Exercise materials.

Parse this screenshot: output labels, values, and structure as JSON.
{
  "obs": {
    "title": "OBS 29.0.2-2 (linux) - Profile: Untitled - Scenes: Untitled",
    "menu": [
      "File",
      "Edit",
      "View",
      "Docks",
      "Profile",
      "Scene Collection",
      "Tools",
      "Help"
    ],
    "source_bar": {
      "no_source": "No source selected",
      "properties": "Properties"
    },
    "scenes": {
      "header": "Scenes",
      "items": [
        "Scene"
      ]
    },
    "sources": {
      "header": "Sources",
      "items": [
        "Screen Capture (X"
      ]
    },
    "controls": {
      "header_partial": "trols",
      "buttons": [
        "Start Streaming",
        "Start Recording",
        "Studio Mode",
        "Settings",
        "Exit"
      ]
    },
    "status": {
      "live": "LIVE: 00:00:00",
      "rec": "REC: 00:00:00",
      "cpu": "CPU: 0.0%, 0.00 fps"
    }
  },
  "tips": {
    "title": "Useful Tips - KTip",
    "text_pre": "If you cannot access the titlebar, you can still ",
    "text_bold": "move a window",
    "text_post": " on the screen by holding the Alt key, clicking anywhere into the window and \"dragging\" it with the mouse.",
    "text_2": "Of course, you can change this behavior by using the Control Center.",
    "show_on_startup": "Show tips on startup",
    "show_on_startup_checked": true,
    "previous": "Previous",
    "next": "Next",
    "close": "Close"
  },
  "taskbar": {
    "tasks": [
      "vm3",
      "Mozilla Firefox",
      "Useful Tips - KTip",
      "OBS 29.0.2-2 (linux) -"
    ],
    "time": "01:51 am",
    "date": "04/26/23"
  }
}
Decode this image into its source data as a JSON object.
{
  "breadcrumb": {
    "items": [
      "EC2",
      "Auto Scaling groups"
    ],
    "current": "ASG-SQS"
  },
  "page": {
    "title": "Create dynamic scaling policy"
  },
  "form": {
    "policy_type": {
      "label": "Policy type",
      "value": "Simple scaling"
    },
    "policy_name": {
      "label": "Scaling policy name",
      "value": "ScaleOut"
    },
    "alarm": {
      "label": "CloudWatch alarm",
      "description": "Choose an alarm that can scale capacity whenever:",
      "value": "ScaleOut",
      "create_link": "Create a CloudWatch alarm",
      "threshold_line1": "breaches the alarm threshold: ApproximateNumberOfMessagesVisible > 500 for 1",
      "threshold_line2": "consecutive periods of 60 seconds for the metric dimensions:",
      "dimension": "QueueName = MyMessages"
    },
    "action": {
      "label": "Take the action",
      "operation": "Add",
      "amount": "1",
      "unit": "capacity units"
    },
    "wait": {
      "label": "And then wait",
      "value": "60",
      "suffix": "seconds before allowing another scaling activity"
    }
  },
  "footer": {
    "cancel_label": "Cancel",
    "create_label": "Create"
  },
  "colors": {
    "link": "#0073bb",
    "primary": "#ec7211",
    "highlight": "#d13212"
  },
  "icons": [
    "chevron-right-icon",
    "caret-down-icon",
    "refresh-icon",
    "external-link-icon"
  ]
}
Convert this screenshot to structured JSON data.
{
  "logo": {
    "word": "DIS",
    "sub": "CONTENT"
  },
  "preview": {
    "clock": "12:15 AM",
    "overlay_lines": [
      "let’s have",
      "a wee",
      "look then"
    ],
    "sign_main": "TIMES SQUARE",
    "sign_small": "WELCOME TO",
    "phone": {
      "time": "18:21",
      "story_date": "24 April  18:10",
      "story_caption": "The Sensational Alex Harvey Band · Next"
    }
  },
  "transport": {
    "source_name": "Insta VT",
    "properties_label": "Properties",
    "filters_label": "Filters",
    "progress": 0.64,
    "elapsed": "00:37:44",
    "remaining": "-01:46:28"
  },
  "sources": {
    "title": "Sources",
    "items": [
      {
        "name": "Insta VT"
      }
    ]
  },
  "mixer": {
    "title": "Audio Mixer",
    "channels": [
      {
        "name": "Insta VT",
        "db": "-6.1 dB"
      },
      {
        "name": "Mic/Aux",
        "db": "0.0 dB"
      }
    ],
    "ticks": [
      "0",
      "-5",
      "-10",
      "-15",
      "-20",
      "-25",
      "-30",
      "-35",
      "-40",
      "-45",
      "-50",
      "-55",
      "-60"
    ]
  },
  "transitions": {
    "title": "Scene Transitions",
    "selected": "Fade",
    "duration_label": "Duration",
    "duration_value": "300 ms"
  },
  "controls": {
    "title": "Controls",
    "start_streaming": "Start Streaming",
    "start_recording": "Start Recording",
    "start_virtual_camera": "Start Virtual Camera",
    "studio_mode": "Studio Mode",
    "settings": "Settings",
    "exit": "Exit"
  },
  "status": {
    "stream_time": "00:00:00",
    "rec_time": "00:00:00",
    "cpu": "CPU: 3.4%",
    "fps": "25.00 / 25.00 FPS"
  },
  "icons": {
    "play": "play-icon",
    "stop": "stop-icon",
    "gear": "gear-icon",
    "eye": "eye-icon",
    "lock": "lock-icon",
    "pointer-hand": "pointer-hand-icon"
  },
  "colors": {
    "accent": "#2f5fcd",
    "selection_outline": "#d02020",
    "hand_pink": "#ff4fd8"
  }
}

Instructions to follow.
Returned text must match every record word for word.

Solution.
Parse this screenshot: output labels, values, and structure as JSON.
{
  "obs": {
    "title": "OBS 29.0.2-2 (linux) - Profile: Untitled - Scenes: Untitled",
    "menu": [
      "File",
      "Edit",
      "View",
      "Docks",
      "Profile",
      "Scene Collection",
      "Tools",
      "Help"
    ],
    "source_bar": {
      "no_source": "No source selected",
      "properties": "Properties"
    },
    "scenes": {
      "header": "Scenes",
      "items": [
        "Scene"
      ]
    },
    "sources": {
      "header": "Sources",
      "items": [
        "Screen Capture (X"
      ]
    },
    "controls": {
      "header_partial": "trols",
      "buttons": [
        "Start Streaming",
        "Start Recording",
        "Studio Mode",
        "Settings",
        "Exit"
      ]
    },
    "status": {
      "live": "LIVE: 00:00:00",
      "rec": "REC: 00:00:00",
      "cpu": "CPU: 0.0%, 0.00 fps"
    }
  },
  "tips": {
    "title": "Useful Tips - KTip",
    "text_pre": "If you cannot access the titlebar, you can still ",
    "text_bold": "move a window",
    "text_post": " on the screen by holding the Alt key, clicking anywhere into the window and \"dragging\" it with the mouse.",
    "text_2": "Of course, you can change this behavior by using the Control Center.",
    "show_on_startup": "Show tips on startup",
    "show_on_startup_checked": true,
    "previous": "Previous",
    "next": "Next",
    "close": "Close"
  },
  "taskbar": {
    "tasks": [
      "vm3",
      "Mozilla Firefox",
      "Useful Tips - KTip",
      "OBS 29.0.2-2 (linux) -"
    ],
    "time": "01:51 am",
    "date": "04/26/23"
  }
}
Decode this image into its source data as a JSON object.
{
  "breadcrumb": {
    "items": [
      "EC2",
      "Auto Scaling groups"
    ],
    "current": "ASG-SQS"
  },
  "page": {
    "title": "Create dynamic scaling policy"
  },
  "form": {
    "policy_type": {
      "label": "Policy type",
      "value": "Simple scaling"
    },
    "policy_name": {
      "label": "Scaling policy name",
      "value": "ScaleOut"
    },
    "alarm": {
      "label": "CloudWatch alarm",
      "description": "Choose an alarm that can scale capacity whenever:",
      "value": "ScaleOut",
      "create_link": "Create a CloudWatch alarm",
      "threshold_line1": "breaches the alarm threshold: ApproximateNumberOfMessagesVisible > 500 for 1",
      "threshold_line2": "consecutive periods of 60 seconds for the metric dimensions:",
      "dimension": "QueueName = MyMessages"
    },
    "action": {
      "label": "Take the action",
      "operation": "Add",
      "amount": "1",
      "unit": "capacity units"
    },
    "wait": {
      "label": "And then wait",
      "value": "60",
      "suffix": "seconds before allowing another scaling activity"
    }
  },
  "footer": {
    "cancel_label": "Cancel",
    "create_label": "Create"
  },
  "colors": {
    "link": "#0073bb",
    "primary": "#ec7211",
    "highlight": "#d13212"
  },
  "icons": [
    "chevron-right-icon",
    "caret-down-icon",
    "refresh-icon",
    "external-link-icon"
  ]
}
Convert this screenshot to structured JSON data.
{
  "logo": {
    "word": "DIS",
    "sub": "CONTENT"
  },
  "preview": {
    "clock": "12:15 AM",
    "overlay_lines": [
      "let’s have",
      "a wee",
      "look then"
    ],
    "sign_main": "TIMES SQUARE",
    "sign_small": "WELCOME TO",
    "phone": {
      "time": "18:21",
      "story_date": "24 April  18:10",
      "story_caption": "The Sensational Alex Harvey Band · Next"
    }
  },
  "transport": {
    "source_name": "Insta VT",
    "properties_label": "Properties",
    "filters_label": "Filters",
    "progress": 0.64,
    "elapsed": "00:37:44",
    "remaining": "-01:46:28"
  },
  "sources": {
    "title": "Sources",
    "items": [
      {
        "name": "Insta VT"
      }
    ]
  },
  "mixer": {
    "title": "Audio Mixer",
    "channels": [
      {
        "name": "Insta VT",
        "db": "-6.1 dB"
      },
      {
        "name": "Mic/Aux",
        "db": "0.0 dB"
      }
    ],
    "ticks": [
      "0",
      "-5",
      "-10",
      "-15",
      "-20",
      "-25",
      "-30",
      "-35",
      "-40",
      "-45",
      "-50",
      "-55",
      "-60"
    ]
  },
  "transitions": {
    "title": "Scene Transitions",
    "selected": "Fade",
    "duration_label": "Duration",
    "duration_value": "300 ms"
  },
  "controls": {
    "title": "Controls",
    "start_streaming": "Start Streaming",
    "start_recording": "Start Recording",
    "start_virtual_camera": "Start Virtual Camera",
    "studio_mode": "Studio Mode",
    "settings": "Settings",
    "exit": "Exit"
  },
  "status": {
    "stream_time": "00:00:00",
    "rec_time": "00:00:00",
    "cpu": "CPU: 3.4%",
    "fps": "25.00 / 25.00 FPS"
  },
  "icons": {
    "play": "play-icon",
    "stop": "stop-icon",
    "gear": "gear-icon",
    "eye": "eye-icon",
    "lock": "lock-icon",
    "pointer-hand": "pointer-hand-icon"
  },
  "colors": {
    "accent": "#2f5fcd",
    "selection_outline": "#d02020",
    "hand_pink": "#ff4fd8"
  }
}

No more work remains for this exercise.